I had my favorites, of course: Calvin and Hobbes, Peanuts, The Far Side, Get Fuzzy, and Garfield. I always made sure that if I read any of the funnies, it would be those four. Get Fuzzy and Garfield are still around, but the other three have since gone into retirement. Which is unfortunate, because I still consider those three the best. Let’s reminisce, shall we?
Calvin and Hobbes (1985-1995)
Hands down still the best comic strip there was. It follows the adventures of Calvin, a six-year-old boy, and his stuffed Tiger, Hobbes, though Calvin sees Hobbes as a real tiger that can walk and talk. The pair are named after John Calvin, a 16th-century French Reformation theologian, and Thomas Hobbes, a 17th-century English political philosopher. Calvin and Hobbes was featured in over 2,400 newspapers worldwide, and reruns of the strip still appear in more than 50 countries. Nearly 45 million copies of the 18 Calvin and Hobbes books have been sold. Although the comic was really funny a lot of the time, it’s probably the most heartwarming of the three. Except when snowmen are involved.
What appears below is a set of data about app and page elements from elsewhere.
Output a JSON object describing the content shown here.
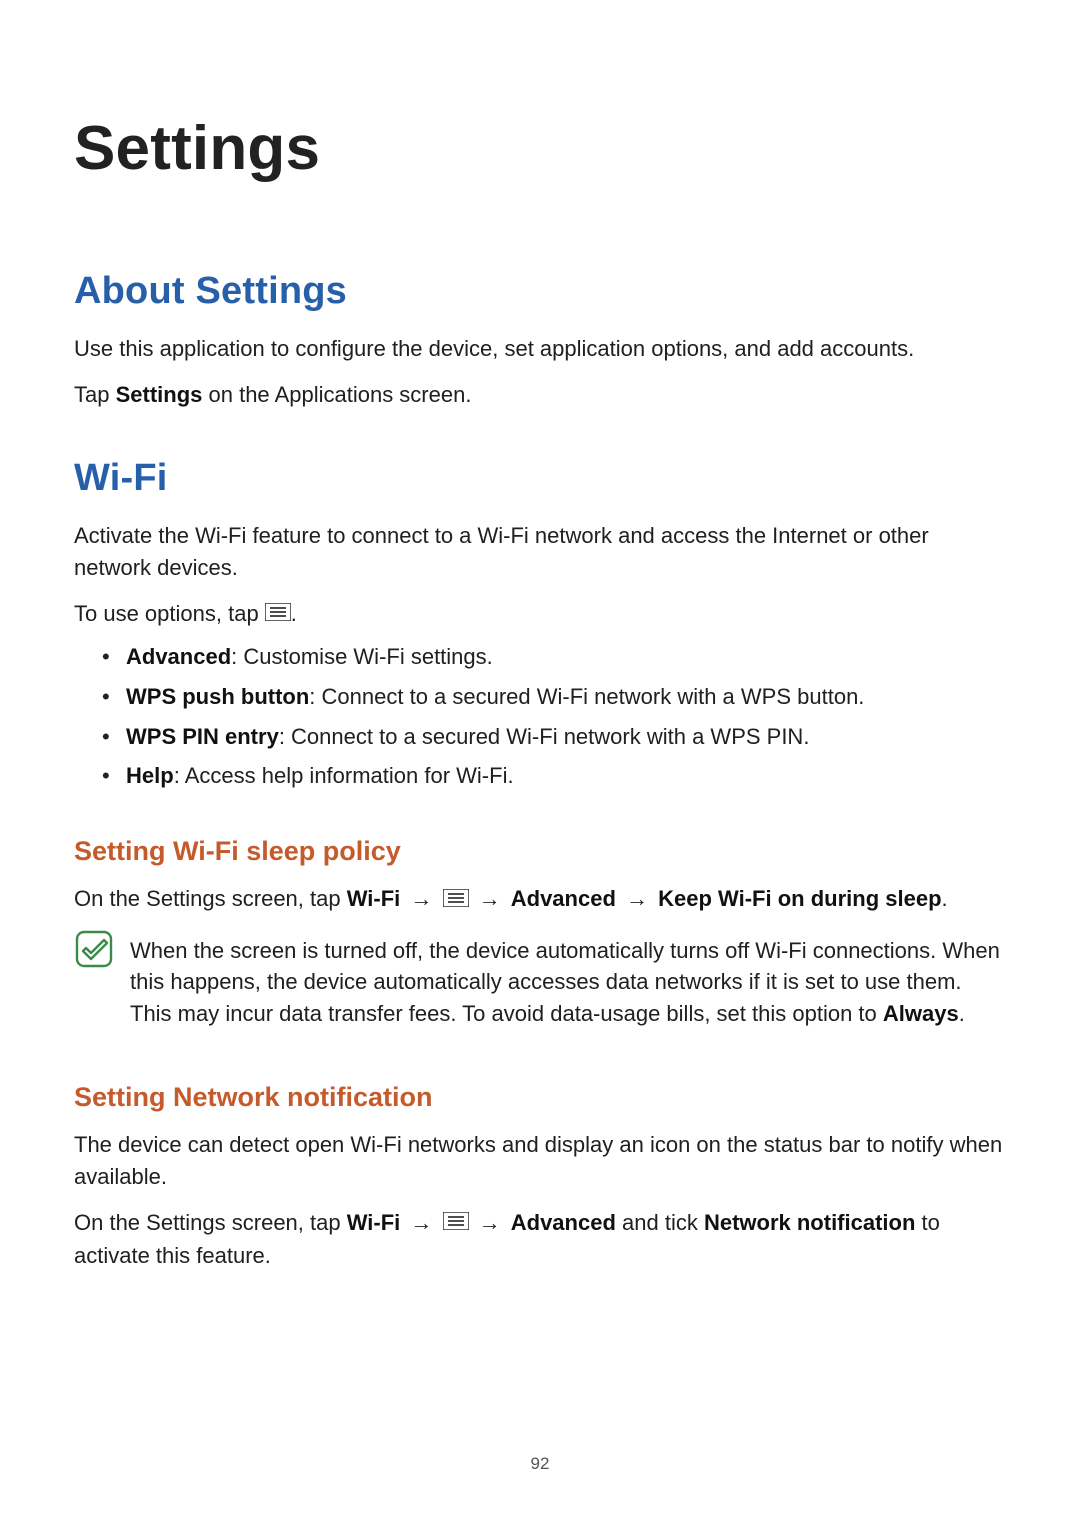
{
  "page": {
    "title": "Settings",
    "number": "92"
  },
  "about": {
    "heading": "About Settings",
    "p1": "Use this application to configure the device, set application options, and add accounts.",
    "p2_pre": "Tap ",
    "p2_bold": "Settings",
    "p2_post": " on the Applications screen."
  },
  "wifi": {
    "heading": "Wi-Fi",
    "intro": "Activate the Wi-Fi feature to connect to a Wi-Fi network and access the Internet or other network devices.",
    "options_lead": "To use options, tap ",
    "options_tail": ".",
    "items": [
      {
        "label": "Advanced",
        "desc": ": Customise Wi-Fi settings."
      },
      {
        "label": "WPS push button",
        "desc": ": Connect to a secured Wi-Fi network with a WPS button."
      },
      {
        "label": "WPS PIN entry",
        "desc": ": Connect to a secured Wi-Fi network with a WPS PIN."
      },
      {
        "label": "Help",
        "desc": ": Access help information for Wi-Fi."
      }
    ],
    "sleep": {
      "heading": "Setting Wi-Fi sleep policy",
      "line_pre": "On the Settings screen, tap ",
      "wifi_bold": "Wi-Fi",
      "arrow": " → ",
      "advanced_bold": "Advanced",
      "keep_bold": "Keep Wi-Fi on during sleep",
      "line_end": ".",
      "note_pre": "When the screen is turned off, the device automatically turns off Wi-Fi connections. When this happens, the device automatically accesses data networks if it is set to use them. This may incur data transfer fees. To avoid data-usage bills, set this option to ",
      "note_bold": "Always",
      "note_post": "."
    },
    "netnotif": {
      "heading": "Setting Network notification",
      "p1": "The device can detect open Wi-Fi networks and display an icon on the status bar to notify when available.",
      "line_pre": "On the Settings screen, tap ",
      "wifi_bold": "Wi-Fi",
      "arrow": " → ",
      "advanced_bold": "Advanced",
      "mid": " and tick ",
      "netnotif_bold": "Network notification",
      "line_post": " to activate this feature."
    }
  },
  "icons": {
    "menu": "menu-icon",
    "note": "note-icon"
  }
}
Wow, this one ran for a long time. No need for introduction – everyone knows who Charlie Brown is. 17,897 strips were published while it ran in 2,600 newspapers up until the end, though it is still being ran in syndication worldwide. And of course we all know about the TV specials it spawned, the most popular being A Charlie Brown Christmas and It’s the Great Pumpkin, Charlie Brown. The look has changed throughout the years, beginning with this from October 2, 1950:
And then ending on this sad note:
The Far Side (1980-1995)
Okay, this comic strip was freaking hilarious. I don’t think another one will top this in terms of making me laugh. Its humor is often based on uncomfortable social situations, improbable events, an anthropomorphic view of the world, logical fallacies, impending bizarre disasters, or the search for meaning in life. More than 1,900 newspapers carried the comic strip, and there were also 22 compilation books and calendars. My favorites strips of his were the ones depiction life in hell, for example, The Devil getting upset when he sees graffiti on his walls claiming that “Lucifer is a really nice guy.” I wish I could post a few comics for you on this blog, but I can’t due to this letter from creator Gary Larson. I get where he’s coming from, and I respect his decision to keep his art for himself and no one else. For now I’ll just have to leave you with this.
So there you have it…the three comic strips I miss the most, though thanks to the compilation books, I still have access to. And thank goodness for Get Fuzzy, or else there really wouldn’t be anything funny to read in the paper.
Happy funnies reading!